Mr. Robertson abruptly headed back down the hill and sat in the lawn chair on his porch. The hiss of a newly opened beer echoed in the distance, but hardly disturbed the silence on our porch. My dad stared straight ahead at something I couldn’t see; the color drained from his face. My mother, who had been standing just behind the tattered screen door as Mr. Robertson spoke, opened the squeaky door and stepped out onto the rickety porch, the screen door slamming behind her.
“What’s going on?” she asked, though I felt sure she should have heard everything Mr. Robertson said.
My dad didn’t answer her question. “You were never shooting,” my dad said to my brother. “I will tell them I was the only one shooting. You hear me?” My brother nodded. My dad looked at me. “You hear me?” I nodded in agreement.
“What’s wrong?” I asked, still unsure what had happened.
“That girl next door got shot,” my father answered.
My stomach fell. “Is she dead?” I asked.
“I don’t’ think so,” my father answered. “Looks like we are about to find out.”
The beige Sheriff’s department car was already halfway up our long driveway. The officers got out of the car and walked up to the porch and introduced themselves. They took little time for niceties.
“Those your guns?” the tall, thin, dark-haired officer asked my father, nodding toward the guns as he took out a pen and notepad.
“Yes sir, they are, “my father answered.
“Have you fired them today?” the officer asked.
My father then explained how he had been target shooting while my brother and I mowed the lawn. I was disgusted; my brother never had to mow the lawn. I just knew they would detect the lie, but they didn’t.
“A young girl next door was walking along that road right there,” the officer said, pointing to the left of our property where my father was shooting. “She was shot in the neck, it’s serious. We don’t know her condition. It looks like you were the only one shooting.”
My father looked ill. He shook his head and weakly explained how Mr. Robertson shoots his ducks daily and his property is located across the road from where the little girl had been walking, had they questioned him?
The officers pretended not to hear. They took a statement from each of us, and warned my father to stay close since they would likely be coming back. There was somber silence on the porch as the beige car pulled out of our driveway.
My father wordlessly walked into the house, the screen slamming behind him.
The officers did not return that evening. My father lay on the couch smoking constantly, while the rest of us picked at our dinner.
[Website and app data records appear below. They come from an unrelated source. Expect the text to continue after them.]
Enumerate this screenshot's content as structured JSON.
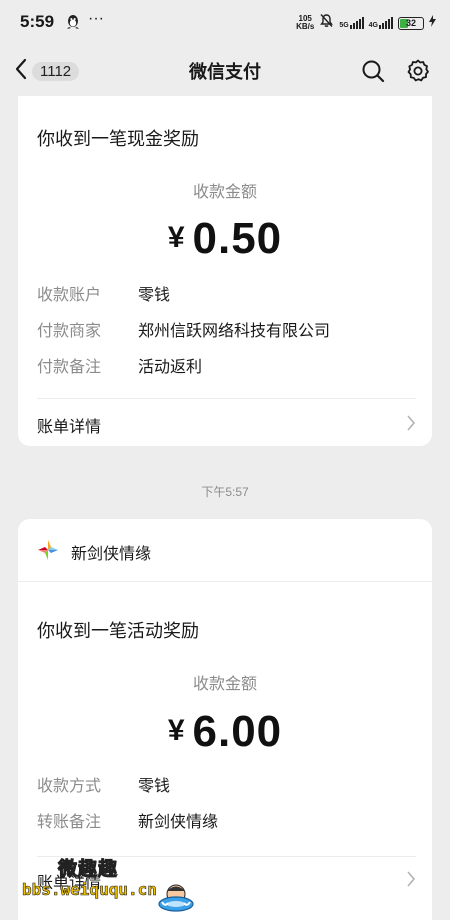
{
  "status_bar": {
    "time": "5:59",
    "dots": "···",
    "net_speed_value": "105",
    "net_speed_unit": "KB/s",
    "signal1_label": "5G",
    "signal2_label": "4G",
    "battery_level": "32"
  },
  "nav": {
    "back_count": "1112",
    "title": "微信支付"
  },
  "card1": {
    "title": "你收到一笔现金奖励",
    "amount_label": "收款金额",
    "currency": "¥",
    "amount": "0.50",
    "rows": [
      {
        "label": "收款账户",
        "value": "零钱"
      },
      {
        "label": "付款商家",
        "value": "郑州信跃网络科技有限公司"
      },
      {
        "label": "付款备注",
        "value": "活动返利"
      }
    ],
    "detail_label": "账单详情"
  },
  "timestamp": "下午5:57",
  "card2": {
    "brand_name": "新剑侠情缘",
    "title": "你收到一笔活动奖励",
    "amount_label": "收款金额",
    "currency": "¥",
    "amount": "6.00",
    "rows": [
      {
        "label": "收款方式",
        "value": "零钱"
      },
      {
        "label": "转账备注",
        "value": "新剑侠情缘"
      }
    ],
    "detail_label": "账单详情"
  },
  "watermark": {
    "top": "微趣趣",
    "bottom": "bbs.weiququ.cn"
  },
  "colors": {
    "background": "#ededed",
    "card": "#ffffff",
    "label_gray": "#8c8c8c",
    "battery_green": "#3cb043"
  }
}
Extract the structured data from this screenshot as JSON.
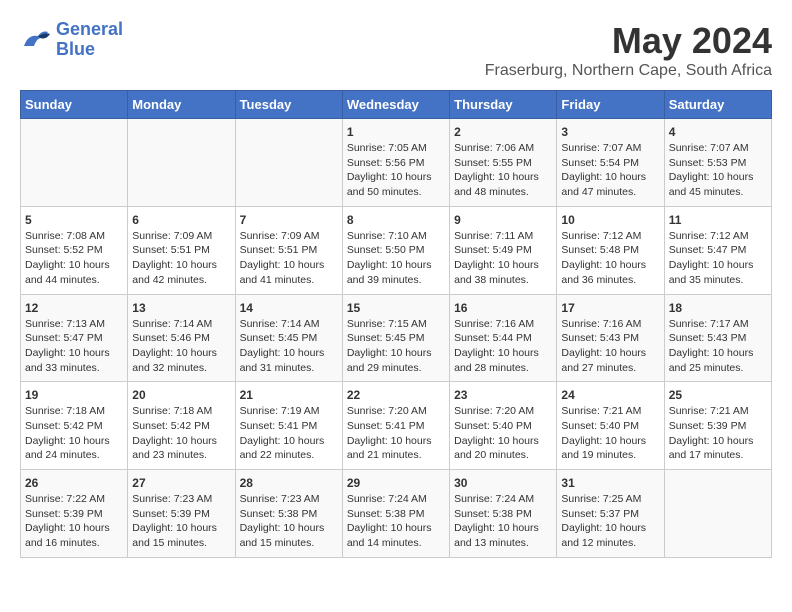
{
  "logo": {
    "line1": "General",
    "line2": "Blue"
  },
  "title": "May 2024",
  "subtitle": "Fraserburg, Northern Cape, South Africa",
  "days_of_week": [
    "Sunday",
    "Monday",
    "Tuesday",
    "Wednesday",
    "Thursday",
    "Friday",
    "Saturday"
  ],
  "weeks": [
    [
      {
        "num": "",
        "info": ""
      },
      {
        "num": "",
        "info": ""
      },
      {
        "num": "",
        "info": ""
      },
      {
        "num": "1",
        "info": "Sunrise: 7:05 AM\nSunset: 5:56 PM\nDaylight: 10 hours\nand 50 minutes."
      },
      {
        "num": "2",
        "info": "Sunrise: 7:06 AM\nSunset: 5:55 PM\nDaylight: 10 hours\nand 48 minutes."
      },
      {
        "num": "3",
        "info": "Sunrise: 7:07 AM\nSunset: 5:54 PM\nDaylight: 10 hours\nand 47 minutes."
      },
      {
        "num": "4",
        "info": "Sunrise: 7:07 AM\nSunset: 5:53 PM\nDaylight: 10 hours\nand 45 minutes."
      }
    ],
    [
      {
        "num": "5",
        "info": "Sunrise: 7:08 AM\nSunset: 5:52 PM\nDaylight: 10 hours\nand 44 minutes."
      },
      {
        "num": "6",
        "info": "Sunrise: 7:09 AM\nSunset: 5:51 PM\nDaylight: 10 hours\nand 42 minutes."
      },
      {
        "num": "7",
        "info": "Sunrise: 7:09 AM\nSunset: 5:51 PM\nDaylight: 10 hours\nand 41 minutes."
      },
      {
        "num": "8",
        "info": "Sunrise: 7:10 AM\nSunset: 5:50 PM\nDaylight: 10 hours\nand 39 minutes."
      },
      {
        "num": "9",
        "info": "Sunrise: 7:11 AM\nSunset: 5:49 PM\nDaylight: 10 hours\nand 38 minutes."
      },
      {
        "num": "10",
        "info": "Sunrise: 7:12 AM\nSunset: 5:48 PM\nDaylight: 10 hours\nand 36 minutes."
      },
      {
        "num": "11",
        "info": "Sunrise: 7:12 AM\nSunset: 5:47 PM\nDaylight: 10 hours\nand 35 minutes."
      }
    ],
    [
      {
        "num": "12",
        "info": "Sunrise: 7:13 AM\nSunset: 5:47 PM\nDaylight: 10 hours\nand 33 minutes."
      },
      {
        "num": "13",
        "info": "Sunrise: 7:14 AM\nSunset: 5:46 PM\nDaylight: 10 hours\nand 32 minutes."
      },
      {
        "num": "14",
        "info": "Sunrise: 7:14 AM\nSunset: 5:45 PM\nDaylight: 10 hours\nand 31 minutes."
      },
      {
        "num": "15",
        "info": "Sunrise: 7:15 AM\nSunset: 5:45 PM\nDaylight: 10 hours\nand 29 minutes."
      },
      {
        "num": "16",
        "info": "Sunrise: 7:16 AM\nSunset: 5:44 PM\nDaylight: 10 hours\nand 28 minutes."
      },
      {
        "num": "17",
        "info": "Sunrise: 7:16 AM\nSunset: 5:43 PM\nDaylight: 10 hours\nand 27 minutes."
      },
      {
        "num": "18",
        "info": "Sunrise: 7:17 AM\nSunset: 5:43 PM\nDaylight: 10 hours\nand 25 minutes."
      }
    ],
    [
      {
        "num": "19",
        "info": "Sunrise: 7:18 AM\nSunset: 5:42 PM\nDaylight: 10 hours\nand 24 minutes."
      },
      {
        "num": "20",
        "info": "Sunrise: 7:18 AM\nSunset: 5:42 PM\nDaylight: 10 hours\nand 23 minutes."
      },
      {
        "num": "21",
        "info": "Sunrise: 7:19 AM\nSunset: 5:41 PM\nDaylight: 10 hours\nand 22 minutes."
      },
      {
        "num": "22",
        "info": "Sunrise: 7:20 AM\nSunset: 5:41 PM\nDaylight: 10 hours\nand 21 minutes."
      },
      {
        "num": "23",
        "info": "Sunrise: 7:20 AM\nSunset: 5:40 PM\nDaylight: 10 hours\nand 20 minutes."
      },
      {
        "num": "24",
        "info": "Sunrise: 7:21 AM\nSunset: 5:40 PM\nDaylight: 10 hours\nand 19 minutes."
      },
      {
        "num": "25",
        "info": "Sunrise: 7:21 AM\nSunset: 5:39 PM\nDaylight: 10 hours\nand 17 minutes."
      }
    ],
    [
      {
        "num": "26",
        "info": "Sunrise: 7:22 AM\nSunset: 5:39 PM\nDaylight: 10 hours\nand 16 minutes."
      },
      {
        "num": "27",
        "info": "Sunrise: 7:23 AM\nSunset: 5:39 PM\nDaylight: 10 hours\nand 15 minutes."
      },
      {
        "num": "28",
        "info": "Sunrise: 7:23 AM\nSunset: 5:38 PM\nDaylight: 10 hours\nand 15 minutes."
      },
      {
        "num": "29",
        "info": "Sunrise: 7:24 AM\nSunset: 5:38 PM\nDaylight: 10 hours\nand 14 minutes."
      },
      {
        "num": "30",
        "info": "Sunrise: 7:24 AM\nSunset: 5:38 PM\nDaylight: 10 hours\nand 13 minutes."
      },
      {
        "num": "31",
        "info": "Sunrise: 7:25 AM\nSunset: 5:37 PM\nDaylight: 10 hours\nand 12 minutes."
      },
      {
        "num": "",
        "info": ""
      }
    ]
  ]
}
My stomach was in knots, a familiar churning that seemed to be a regular part of my everyday life. My brother and I went through our usual routine as we prepared for bed, anxious to be able to go to school the next day and escape the almost tangible tension in the house.
The next morning, yellow bus number 42 arrived at the end of our driveway and picked us up as usual. The double doors squeaked open and my brother and I stepped onto the bus, only to be met by total silence. Over twenty pairs of eyes bored into us as we stood there in the entry, our eyes sweeping frantically over the length of the bus, attempting to find an empty seat in which to escape the awkward scrutiny. Nobody moved over to share a seat as they normally would have, nor did they speak. The bus driver barked an order: “Move over and let them sit!” and the bus began to move.
Finally, one younger girl moved from her seat to sit with someone across from her, allowing us to claim a seat to fall into. Eventually, someone in the back of the bus spoke.
“Yeah, I heard their dad murdered Callie,” someone sneered. “I wouldn’t even show up to school if it was me.”
A low murmur spread throughout the bus. My face burned and I prayed for the earth to swallow me up. I wanted to throw up, caught between the anxiety of not knowing if Callie had truly died and if my father would go to prison, and the shame of being in the spotlight for something so horrific. I buried my head into the green vinyl seat back in front of me until I heard bus doors open and the last person pass by. Slowly my brother and I stepped off the bus, sickened by the uncertainty of the day that would unfold before us.